What is required
In the listing below, find every line with the string "checks" and pull it out.
++++++++++
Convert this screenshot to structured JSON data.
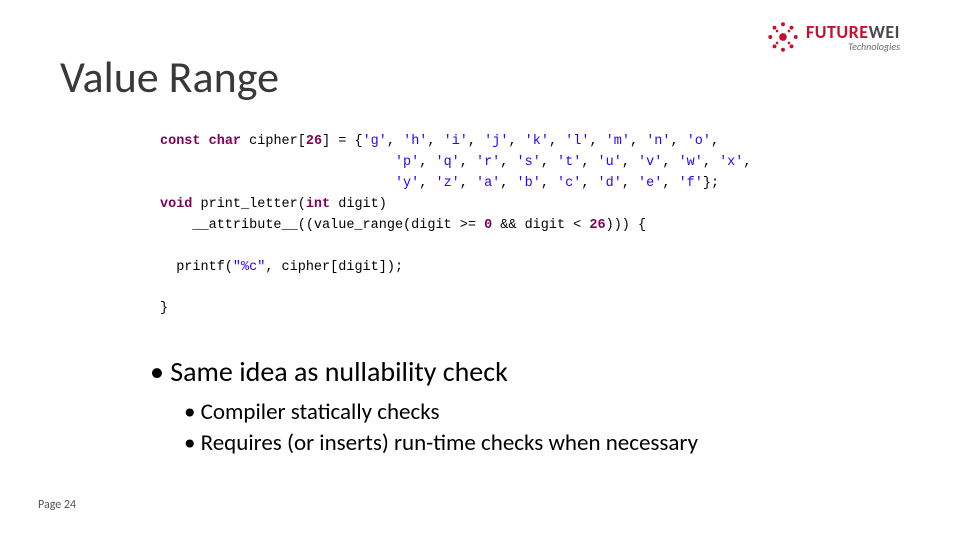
{
  "title": "Value Range",
  "logo": {
    "name_part1": "FUTURE",
    "name_part2": "WEI",
    "sub": "Technologies"
  },
  "code": {
    "l1a": "const",
    "l1b": "char",
    "l1c": "cipher[",
    "l1d": "26",
    "l1e": "] = {",
    "l1f": "'g'",
    "l1g": ", ",
    "l1h": "'h'",
    "l1i": ", ",
    "l1j": "'i'",
    "l1k": ", ",
    "l1l": "'j'",
    "l1m": ", ",
    "l1n": "'k'",
    "l1o": ", ",
    "l1p": "'l'",
    "l1q": ", ",
    "l1r": "'m'",
    "l1s": ", ",
    "l1t": "'n'",
    "l1u": ", ",
    "l1v": "'o'",
    "l1w": ",",
    "l2pad": "                             ",
    "l2a": "'p'",
    "l2b": ", ",
    "l2c": "'q'",
    "l2d": ", ",
    "l2e": "'r'",
    "l2f": ", ",
    "l2g": "'s'",
    "l2h": ", ",
    "l2i": "'t'",
    "l2j": ", ",
    "l2k": "'u'",
    "l2l": ", ",
    "l2m": "'v'",
    "l2n": ", ",
    "l2o": "'w'",
    "l2p": ", ",
    "l2q": "'x'",
    "l2r": ",",
    "l3pad": "                             ",
    "l3a": "'y'",
    "l3b": ", ",
    "l3c": "'z'",
    "l3d": ", ",
    "l3e": "'a'",
    "l3f": ", ",
    "l3g": "'b'",
    "l3h": ", ",
    "l3i": "'c'",
    "l3j": ", ",
    "l3k": "'d'",
    "l3l": ", ",
    "l3m": "'e'",
    "l3n": ", ",
    "l3o": "'f'",
    "l3p": "};",
    "l4a": "void",
    "l4b": " print_letter(",
    "l4c": "int",
    "l4d": " digit)",
    "l5pad": "    ",
    "l5a": "__attribute__((value_range(digit >= ",
    "l5b": "0",
    "l5c": " && digit < ",
    "l5d": "26",
    "l5e": "))) {",
    "l6pad": "  ",
    "l6a": "printf(",
    "l6b": "\"%c\"",
    "l6c": ", cipher[digit]);",
    "l7": "}"
  },
  "bullets": {
    "b1": "Same idea as nullability check",
    "b2a": "Compiler statically checks",
    "b2b": "Requires (or inserts) run-time checks when necessary"
  },
  "page": "Page 24"
}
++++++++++
Result of the exercise
    "b2a": "Compiler statically checks",
    "b2b": "Requires (or inserts) run-time checks when necessary"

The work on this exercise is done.